Waste heat generated by a tram depot to be recycled in the new Laajasalo hybrid block

Sweco is participating in the development of Laajasalo with a large team of experts. Sweco railway engineers are contributing to the construction of a tram connection in the Crown Bridges project, while the company’s building services engineering and structural engineering experts are designing energy-efficient solutions for the new hybrid block’s tram depot. Everything is being steered by Helsinki’s carbon neutrality objectives.

Helsinki City Transport (HKL) wanted to integrate energy assessments into the new tram depot’s HVACE engineering from the very beginning. 

“The City strategy requires us to systematically monitor the environmental impacts of projects,” says HKL Project Manager Leena Mätäsniemi. “From the perspective of the environment, promoting the best options means improving the energy efficiency of both transports and buildings.” 

With this in mind, Laajasalo features many solutions that will enable people to lead more sustainable lives. The area combines functional public transport connections with urban living close to nature, and the new bridges and city bike stations make Laajasalo highly accessible by bike as well. The heart of the hybrid block is the tram depot. 

“This type of hybrid project sets many demands for all engineers, but cooperation and coordination is made easier by the fact that so many of the experts involved are provided by the same company,” states Mätäsniemi. Sweco is providing both structural and HVACE engineers for the design of the depot. 

“Cooperation has been the keyword from the very beginning, both internally and between different operators,” says Lifecycle Design Project Manager Niina Laasonen from Sweco. “Even the hybrid project’s energy solutions are being developed in collaboration with HKL, Anttinen Oiva Architects and the energy company Helen.” 

Energy recycling cuts emissions and energy consumption in half 

Assessing the tram depot’s energy consumption was a challenging task for engineers since the planning of the hybrid block is still in its early stages. The area plan is expected to be completed in 2022, and the construction of the depot will be complete in approximately 2026. 

“There are still a lot of variables, but it was important to prepare a target energy calculation as early as possible to support planning,” says Laasonen. To this end, energy experts had to consider things like the depot’s energy flows and heating and cooling solutions. 

“For example, the depot hall’s tramway electricity transformers and ventilation system generate large amounts of waste heat,” Laasonen states. According to calculations, the depot generates more waste heat than it can utilise by itself. “With heat pump technology, the energy could be recycled for the benefit of not only the depot but the apartment buildings to be constructed in the area as well.” 

The heating of buildings is one of the largest sources of global carbon dioxide emissions, and In Finland, heating accounts for approximately 30% of the country’s total emissions. Recycling the tram depot’s waste heat results in greater savings than could be achieved by improving insulation, for example. What’s more, recycling waste heat also reduces emissions, energy consumption and operating costs. 
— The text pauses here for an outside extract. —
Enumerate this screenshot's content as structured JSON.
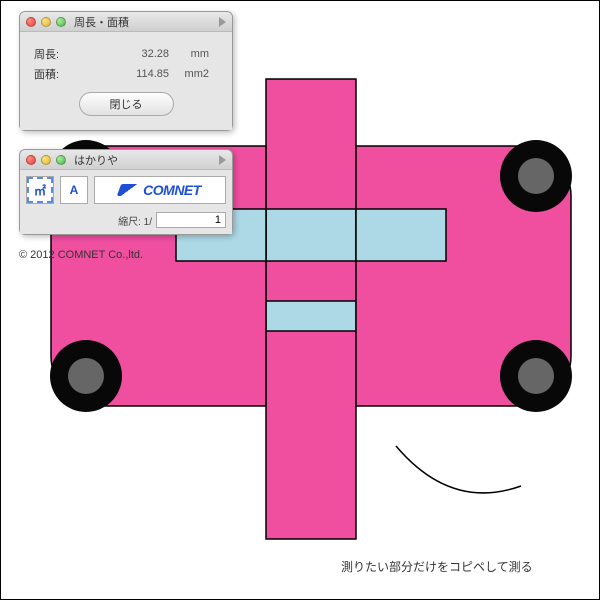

“Calculated business models show that recovering and recycling the depot hall’s waste heat to heat nearby buildings is economically viable,” Laasonen says. “Recycling and selling the energy back to the district heating network would reduce the depot’s CO2 emissions and energy consumption by 50% compared to the depot only being heated with district heating, based on current emission factors.” 

The depot is an important precedent in heat recovery 

Waste heat has traditionally been recovered from industrial properties and data centres, for example. The depot project shows that there is plenty of potential elsewhere as well. 

“In the future, advancements such as rapidly developing heat pump technology will improve the possibilities of heat recovery in different types of properties,” Laasonen says.  

For HKL, the energy solutions of the Laajasalo depot are an important step towards Helsinki’s goal of becoming carbon neutral by 2035. The possibility of simultaneously reducing both energy consumption and carbon dioxide emissions has convinced the energy company as well. 

“With Sweco’s help, we are currently conducting contract negotiations with Helen on how the depot’s waste energy could be supplied back to the energy company’s district heating network and utilised in the residential buildings of Laajasalo. Expert help is very important to us in negotiating such major contracts,” Mätäsniemi says. The decisions on the depot’s heating solutions will be made in 2020.